- _WHAT THIS TASK INVOLVES_: Exactly how many lines in the data below contain the string "저장하세요"? Give that number and nothing else.

::: DATA PROVIDED

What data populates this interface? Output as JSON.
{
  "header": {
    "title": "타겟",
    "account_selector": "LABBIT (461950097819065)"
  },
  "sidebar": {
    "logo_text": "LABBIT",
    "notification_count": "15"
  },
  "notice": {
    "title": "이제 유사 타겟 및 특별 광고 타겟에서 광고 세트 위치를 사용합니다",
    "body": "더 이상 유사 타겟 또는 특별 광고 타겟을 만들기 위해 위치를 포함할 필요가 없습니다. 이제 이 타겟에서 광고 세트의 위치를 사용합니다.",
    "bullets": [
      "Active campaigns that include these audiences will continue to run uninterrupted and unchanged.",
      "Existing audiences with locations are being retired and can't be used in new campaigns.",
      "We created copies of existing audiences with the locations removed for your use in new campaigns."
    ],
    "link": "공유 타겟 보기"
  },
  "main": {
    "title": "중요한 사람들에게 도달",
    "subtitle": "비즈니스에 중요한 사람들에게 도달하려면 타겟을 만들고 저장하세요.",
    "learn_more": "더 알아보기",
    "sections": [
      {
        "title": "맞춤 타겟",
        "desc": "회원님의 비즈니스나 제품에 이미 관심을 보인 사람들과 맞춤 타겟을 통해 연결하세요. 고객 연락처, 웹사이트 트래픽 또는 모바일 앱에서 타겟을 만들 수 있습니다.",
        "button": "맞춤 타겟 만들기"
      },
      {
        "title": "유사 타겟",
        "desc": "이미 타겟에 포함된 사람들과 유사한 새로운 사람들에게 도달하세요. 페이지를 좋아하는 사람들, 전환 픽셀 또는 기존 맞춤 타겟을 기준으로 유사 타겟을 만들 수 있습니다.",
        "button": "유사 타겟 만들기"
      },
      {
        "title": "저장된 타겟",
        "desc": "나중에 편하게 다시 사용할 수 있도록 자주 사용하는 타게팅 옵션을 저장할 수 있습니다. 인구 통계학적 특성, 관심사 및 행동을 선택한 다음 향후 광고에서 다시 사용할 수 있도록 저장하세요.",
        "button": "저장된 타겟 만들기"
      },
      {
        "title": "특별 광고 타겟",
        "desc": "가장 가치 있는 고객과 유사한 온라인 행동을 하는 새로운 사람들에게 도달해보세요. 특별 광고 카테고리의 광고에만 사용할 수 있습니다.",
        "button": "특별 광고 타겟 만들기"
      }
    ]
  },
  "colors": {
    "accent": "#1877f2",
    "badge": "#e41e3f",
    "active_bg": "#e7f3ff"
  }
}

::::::

- _PROBLEM SOLUTION_: 2